While there is no cure for Alzheimer's, it is important to recognize the condition early, as some symptoms are reversible and treatable. But there is currently no reliable biological test for the disease, and diagnostic methods – such as the CSF test – are expensive and invasive.
Current research shows amyloid, the protein that accumulates in the brain of people with Alzheimer's disease, could also affect the retina. Washington University researchers in St. Louis hypothesized that a simple eye test could be used to diagnose neurodegenerative disease affecting 5.7 million people in America.
The researchers identified 30 adults who showed no signs of dementia and tested them for preclinical Alzheimer's disease biomarkers.
Read more: Skinny fat-body type linked to dementia risk in the study
Each participant had an optical coherence tomography angiographic examination examining the vascular system of the eye.
Of the total participants, 1
While the results of the study published in the journal JAMA Ophthalmology were promising, the authors acknowledged that more people are being investigated must determine whether such tests can one day be used to diagnose the disease.
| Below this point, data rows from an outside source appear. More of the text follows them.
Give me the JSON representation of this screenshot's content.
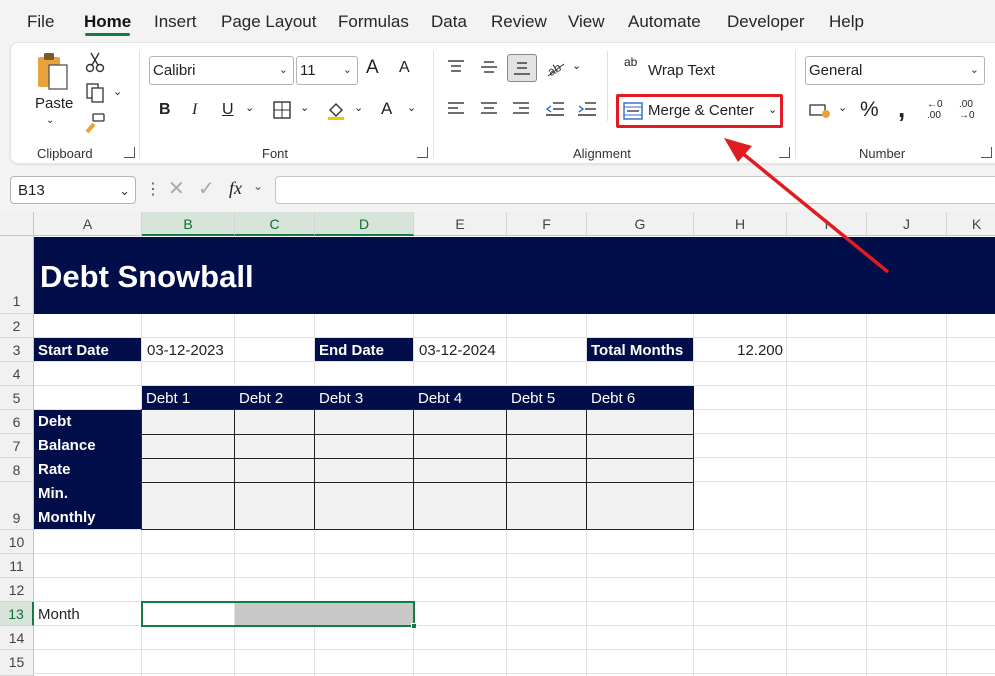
{
  "menu": {
    "items": [
      "File",
      "Home",
      "Insert",
      "Page Layout",
      "Formulas",
      "Data",
      "Review",
      "View",
      "Automate",
      "Developer",
      "Help"
    ],
    "active": "Home"
  },
  "ribbon": {
    "clipboard": {
      "paste_label": "Paste",
      "group_label": "Clipboard"
    },
    "font": {
      "font_name": "Calibri",
      "font_size": "11",
      "bold": "B",
      "italic": "I",
      "underline": "U",
      "grow": "A",
      "shrink": "A",
      "font_color": "A",
      "group_label": "Font"
    },
    "alignment": {
      "wrap_label": "Wrap Text",
      "merge_label": "Merge & Center",
      "group_label": "Alignment",
      "wrap_icon": "ab"
    },
    "number": {
      "format": "General",
      "percent": "%",
      "comma": ",",
      "inc_top": "←0",
      "inc_bottom": ".00",
      "dec_top": ".00",
      "dec_bottom": "→0",
      "group_label": "Number"
    }
  },
  "formula_bar": {
    "name_box": "B13",
    "fx": "fx",
    "formula": ""
  },
  "grid": {
    "columns": [
      "A",
      "B",
      "C",
      "D",
      "E",
      "F",
      "G",
      "H",
      "I",
      "J",
      "K"
    ],
    "selected_columns": [
      "B",
      "C",
      "D"
    ],
    "rows": [
      "1",
      "2",
      "3",
      "4",
      "5",
      "6",
      "7",
      "8",
      "9",
      "10",
      "11",
      "12",
      "13",
      "14",
      "15"
    ],
    "selected_row": "13"
  },
  "sheet": {
    "title": "Debt Snowball",
    "start_date_label": "Start Date",
    "start_date": "03-12-2023",
    "end_date_label": "End Date",
    "end_date": "03-12-2024",
    "total_months_label": "Total Months",
    "total_months": "12.200",
    "debt_headers": [
      "Debt 1",
      "Debt 2",
      "Debt 3",
      "Debt 4",
      "Debt 5",
      "Debt 6"
    ],
    "row_labels": {
      "debt": "Debt",
      "balance": "Balance",
      "rate": "Rate",
      "min1": "Min.",
      "min2": "Monthly"
    },
    "month_label": "Month"
  },
  "colors": {
    "navy": "#020e4a",
    "accent_green": "#137c43",
    "highlight_red": "#e11b22"
  }
}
Dr. Doug Brown, Chief Policy and Research Officer at the Charity Alzheimer's Society, who was not involved in the study, commented: "Testing if changes in the eye, such as those in the retina, can be an early sign of dementia, is a fascinating field of research, but it is still too early to recognize this as a new way of diagnosing dementia. "
" Although this study was well conducted, it was very small and included only 30 people in very short time And without confirming that one of the people with preclinical Alzheimer's disease was actually involved in the development of the disease, we would have to see that this is done over a longer period of time in a much larger group to make clear conclusions . "
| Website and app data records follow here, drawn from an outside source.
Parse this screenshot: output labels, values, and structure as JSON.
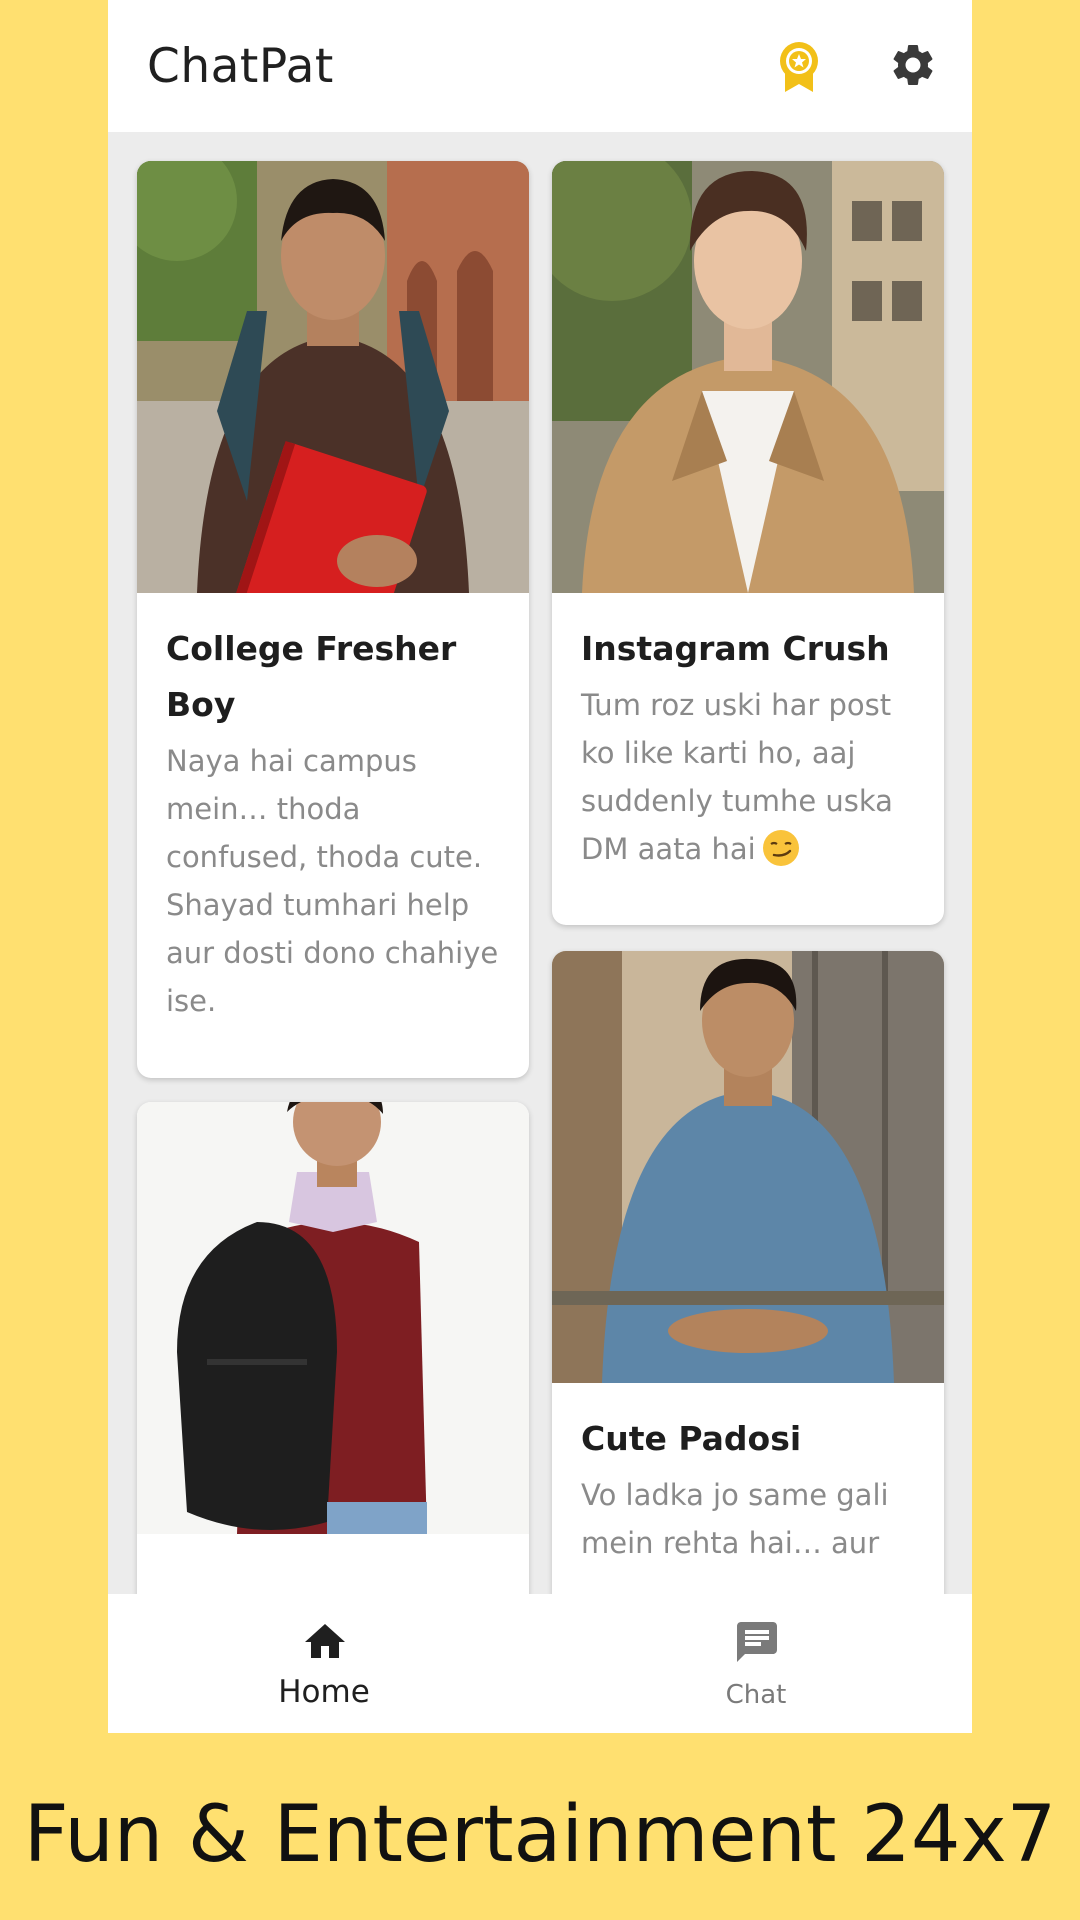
{
  "app": {
    "title": "ChatPat"
  },
  "header": {
    "icons": [
      "award-icon",
      "gear-icon"
    ]
  },
  "cards": [
    {
      "title": "College Fresher Boy",
      "description": "Naya hai campus mein… thoda confused, thoda cute. Shayad tumhari help aur dosti dono chahiye ise."
    },
    {
      "title": "Instagram Crush",
      "description": "Tum roz uski har post ko like karti ho, aaj suddenly tumhe uska DM aata hai",
      "emoji": "smirk-emoji"
    },
    {
      "title": "Cute Padosi",
      "description": "Vo ladka jo same gali mein rehta hai… aur"
    },
    {
      "title": "",
      "description": ""
    }
  ],
  "bottom_nav": {
    "items": [
      {
        "label": "Home",
        "icon": "home-icon",
        "active": true
      },
      {
        "label": "Chat",
        "icon": "chat-icon",
        "active": false
      }
    ]
  },
  "promo": {
    "text": "Fun & Entertainment 24x7"
  },
  "colors": {
    "background": "#FFE070",
    "accent_award": "#F2C018",
    "surface": "#FFFFFF",
    "feed_bg": "#ECECEC"
  }
}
Dr. Sara Imarisio, head of research at Alzheimer's Research UK, praised the authors for research into a "relatively fast, inexpensive and non-invasive" approach to diagnosing the disease, but more research is needed to confirm its effectiveness.
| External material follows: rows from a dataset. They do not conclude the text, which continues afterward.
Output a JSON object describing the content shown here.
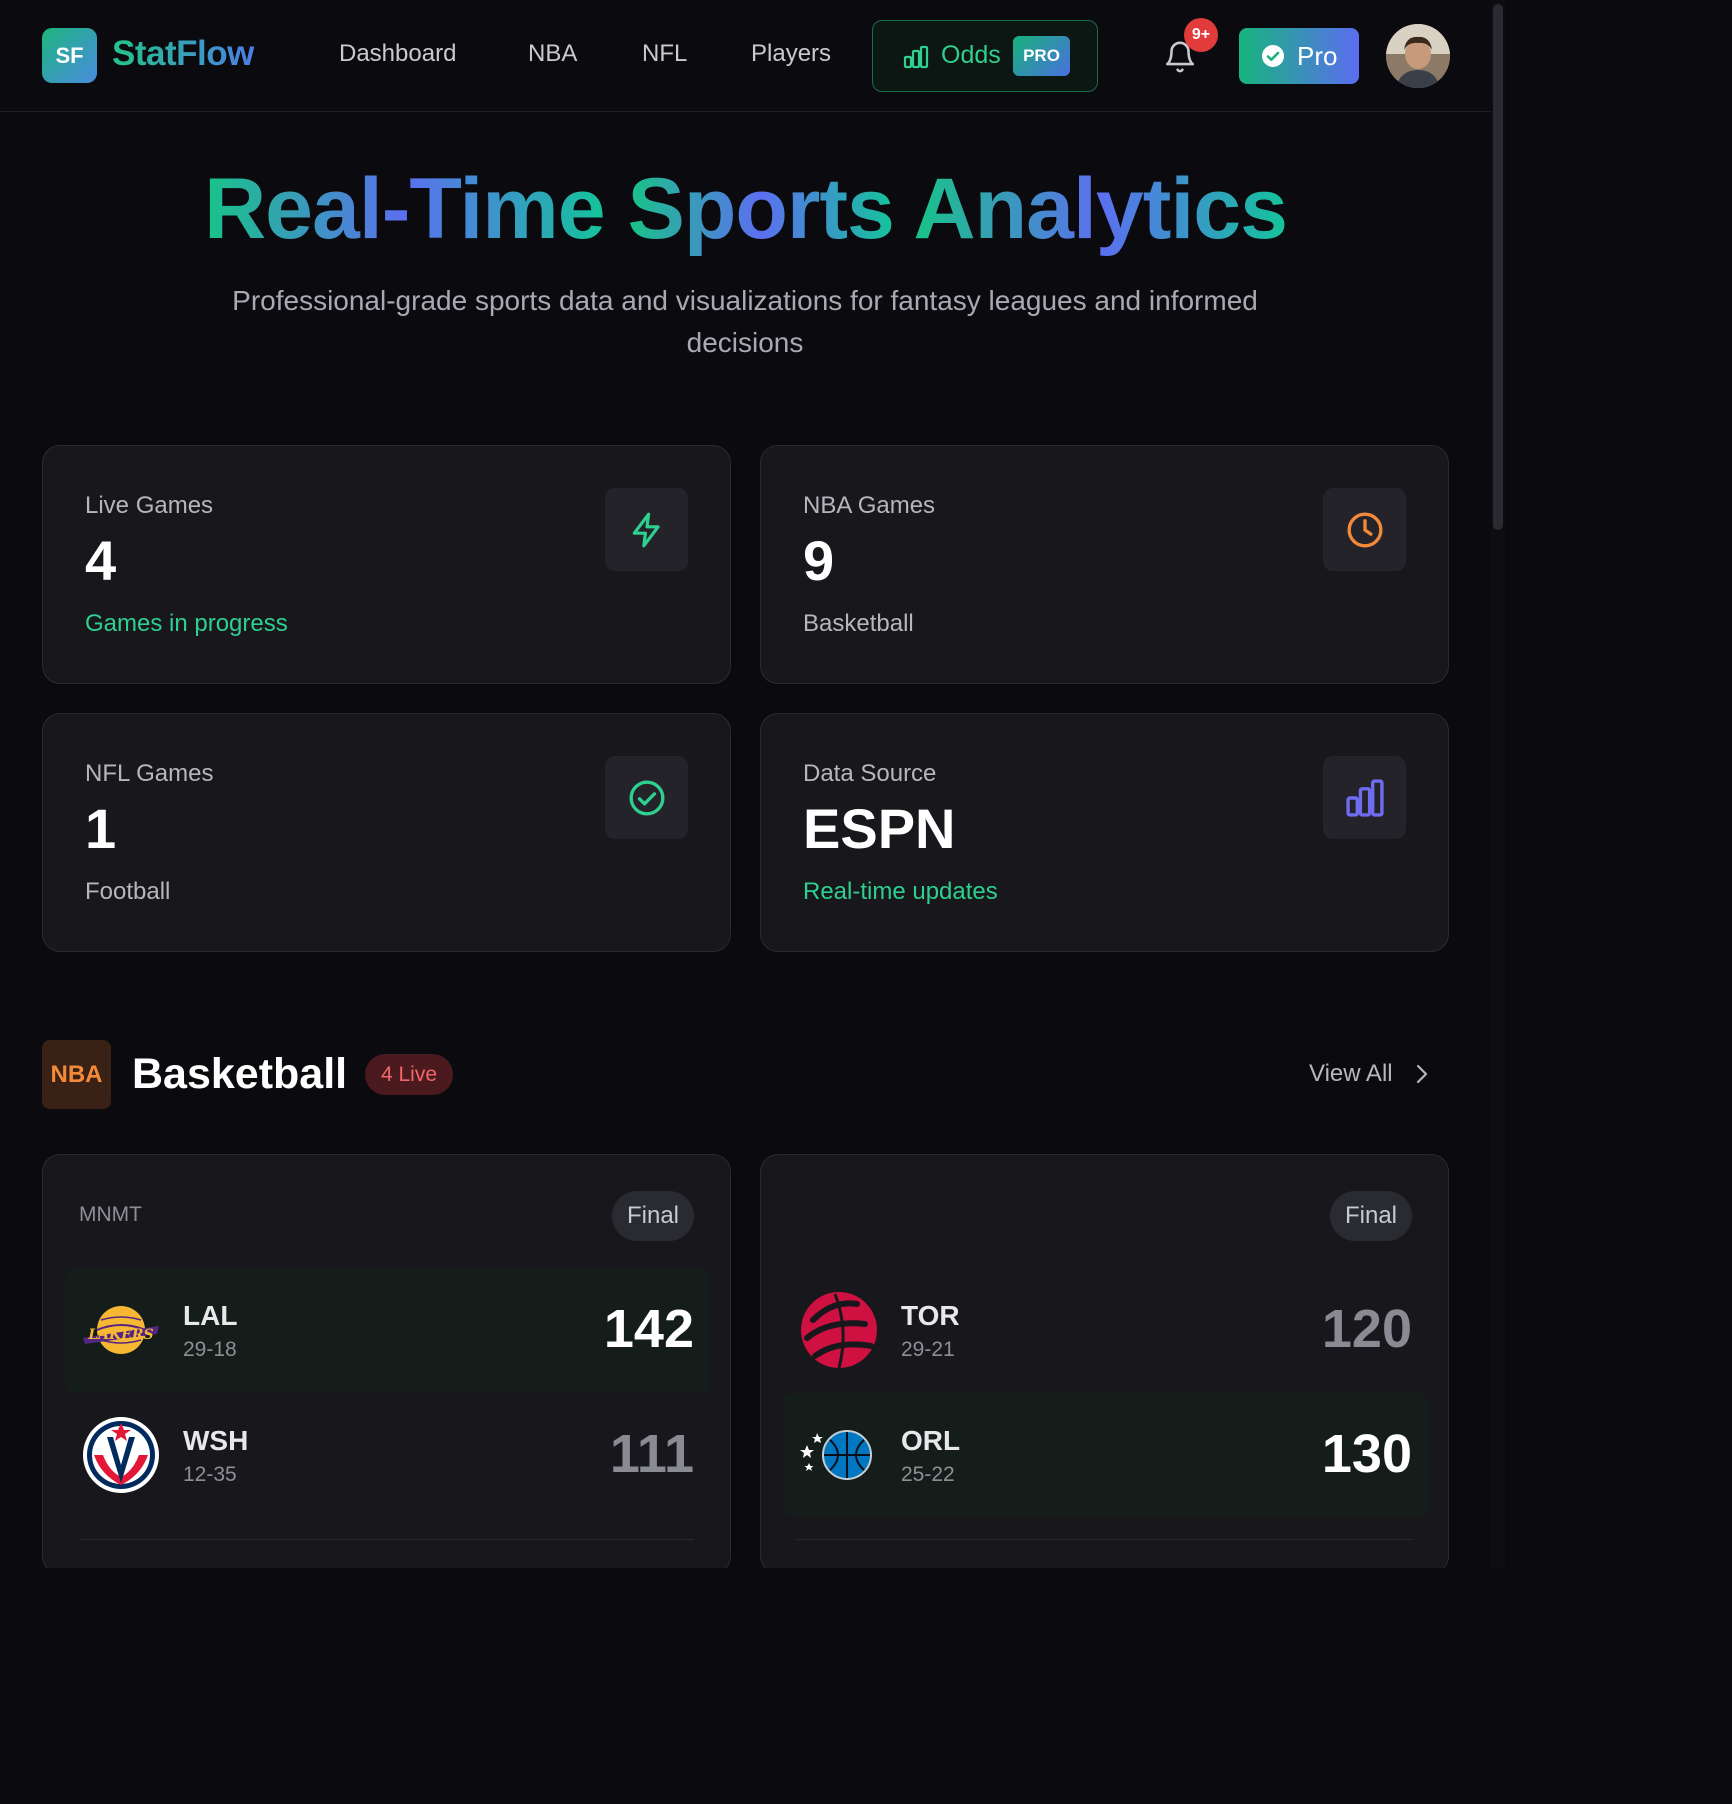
{
  "app": {
    "logo_initials": "SF",
    "name": "StatFlow"
  },
  "nav": {
    "items": [
      "Dashboard",
      "NBA",
      "NFL",
      "Players"
    ],
    "odds_label": "Odds",
    "odds_badge": "PRO"
  },
  "notifications": {
    "badge": "9+"
  },
  "pro_button": {
    "label": "Pro"
  },
  "hero": {
    "title_words": [
      "Real-Time",
      "Sports",
      "Analytics"
    ],
    "subtitle": "Professional-grade sports data and visualizations for fantasy leagues and informed decisions"
  },
  "stats": [
    {
      "label": "Live Games",
      "value": "4",
      "sub": "Games in progress",
      "icon": "bolt-icon",
      "color": "#2fcf8f"
    },
    {
      "label": "NBA Games",
      "value": "9",
      "sub": "Basketball",
      "icon": "clock-icon",
      "color": "#f28a3a"
    },
    {
      "label": "NFL Games",
      "value": "1",
      "sub": "Football",
      "icon": "check-circle-icon",
      "color": "#2fcf8f"
    },
    {
      "label": "Data Source",
      "value": "ESPN",
      "sub": "Real-time updates",
      "icon": "bar-chart-icon",
      "color": "#6f6cf0"
    }
  ],
  "section": {
    "badge": "NBA",
    "title": "Basketball",
    "live_pill": "4 Live",
    "view_all": "View All"
  },
  "games": [
    {
      "league": "MNMT",
      "status": "Final",
      "teams": [
        {
          "abbr": "LAL",
          "record": "29-18",
          "score": "142",
          "winner": true,
          "logo": "lakers-logo"
        },
        {
          "abbr": "WSH",
          "record": "12-35",
          "score": "111",
          "winner": false,
          "logo": "wizards-logo"
        }
      ]
    },
    {
      "league": "",
      "status": "Final",
      "teams": [
        {
          "abbr": "TOR",
          "record": "29-21",
          "score": "120",
          "winner": false,
          "logo": "raptors-logo"
        },
        {
          "abbr": "ORL",
          "record": "25-22",
          "score": "130",
          "winner": true,
          "logo": "magic-logo"
        }
      ]
    }
  ],
  "colors": {
    "accent_green": "#2fcf8f",
    "accent_blue": "#5c6ff0",
    "live_red": "#f06767",
    "nba_orange": "#f28a3a"
  }
}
The study was published in the same week as another study in which eye exams detected Parkinson's disease, as a thinning retina could be a sign of neurodegenerative disease.